Every experience with a first child is new. You’ll read articles, take classes and get advice from your friends or parents. But there will still be times when you wonder if you’re really doing everything that you should or doing it correctly.
One early-development responsibility you’ll need to address is preschool. Over the past few decades, preschool enrollment has gradually risen as parents have learned the important foundational benefits of early social and educational experiences. According to the National Center for Education Statistics, 43 percent of 3-year olds and 66 percent of 4-year-olds attended some sort of pre-primary program in 2014. These figures are both 10 percentage points greater than the same statistics in 1990.
When you’re comparing programs in your area, it can be overwhelming. But once you sort out the right questions, you’ll be able to make a smart decision for your child.
Time and location
The first thing you’ll need to consider is how the preschool fits into your routine, Get Ready to Read pointed out. Is it on your way to work or near your home? Is it open on the days and during the hours you’ll need child care? Determine these basic facts early on to see if the preschool will work for your family.
Repetition and consistency are important factors in teaching your child new skills. Because of this, you’ll want to find a preschool that shares your views on how to teach and treat children. For example, you might ask about their discipline methods.
It’s important for your child to learn certain behaviors, like how to share, wait their turn and express emotions. Children will inevitably make a misstep or two, and the teacher will have to address the conflict somehow. Ask about certain situations that could come up and how they will be handled, Parents Magazine suggested.
Another key aspect of finding the right fit for your child is evaluating the different educational philosophies. Some common philosophies include:
- Waldorf, which emphasizes imagination and participation.
- Montessori, which focuses on each individual child’s progress without drawing comparisons between classmates.
- Reggio Emilia, which encourages exploration and creative thinking.
- Faith-based, which might be held in a church or synagogue and largely emphasizes the values taught in that religion.
Staff experience and education
When you drop your child off for the very first time, you need to be certain he or she is in good hands.
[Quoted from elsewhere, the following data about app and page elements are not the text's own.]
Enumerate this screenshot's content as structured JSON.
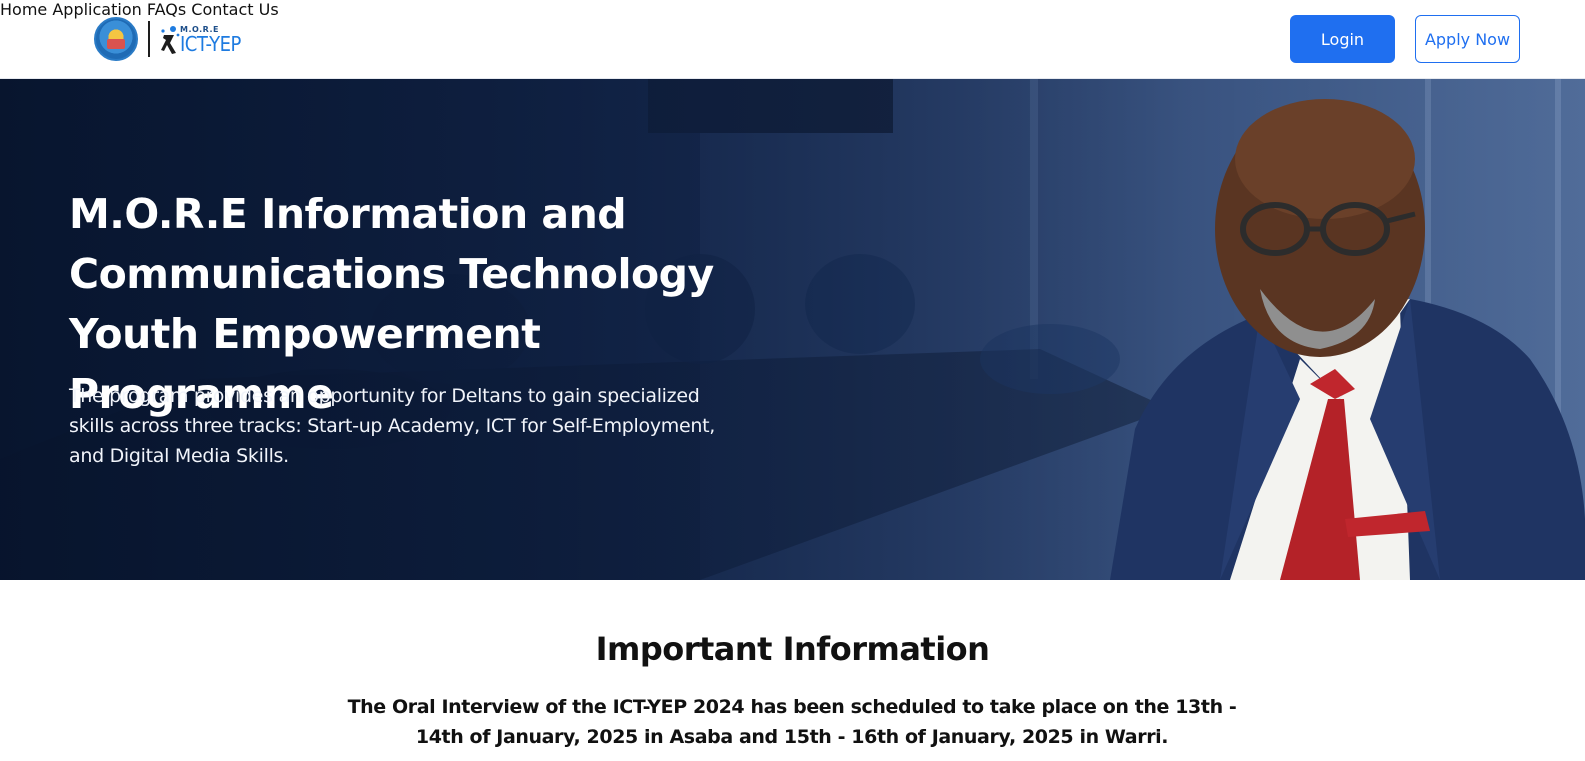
{
  "header": {
    "logo": {
      "seal_icon": "delta-state-seal-icon",
      "mark_small_text": "M.O.R.E",
      "mark_text": "ICT-YEP"
    },
    "nav": [
      {
        "label": "Home"
      },
      {
        "label": "Application"
      },
      {
        "label": "FAQs"
      },
      {
        "label": "Contact Us"
      }
    ],
    "login_label": "Login",
    "apply_label": "Apply Now"
  },
  "hero": {
    "title": "M.O.R.E Information and Communications Technology Youth Empowerment Programme",
    "description": "The program provides an opportunity for Deltans to gain specialized skills across three tracks: Start-up Academy, ICT for Self-Employment, and Digital Media Skills."
  },
  "info": {
    "title": "Important Information",
    "text": "The Oral Interview of the ICT-YEP 2024 has been scheduled to take place on the 13th - 14th of January, 2025 in Asaba and 15th - 16th of January, 2025 in Warri."
  },
  "colors": {
    "primary": "#1f6ff0",
    "hero_dark": "#0c1b36",
    "hero_light": "#6a86b0"
  }
}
Don’t hesitate to ask about who will be working with your child and their qualifications. Ask whether staff have been trained in CPR, first aid and, if the class will be taking trips to pools or the beach, lifeguarding.
Learning about other parents’ experiences with the preschool would also help you make an informed decision. Ask if the school can provide any references. Also, ask other people you know who have children, like co-workers, family or friends, which preschools they considered and why.
Choosing the right preschool can seem like a tough decision. But once you find the right fit for your child, you’ll be able to move forward confidently knowing your son or daughter is getting a rich educational and social experience.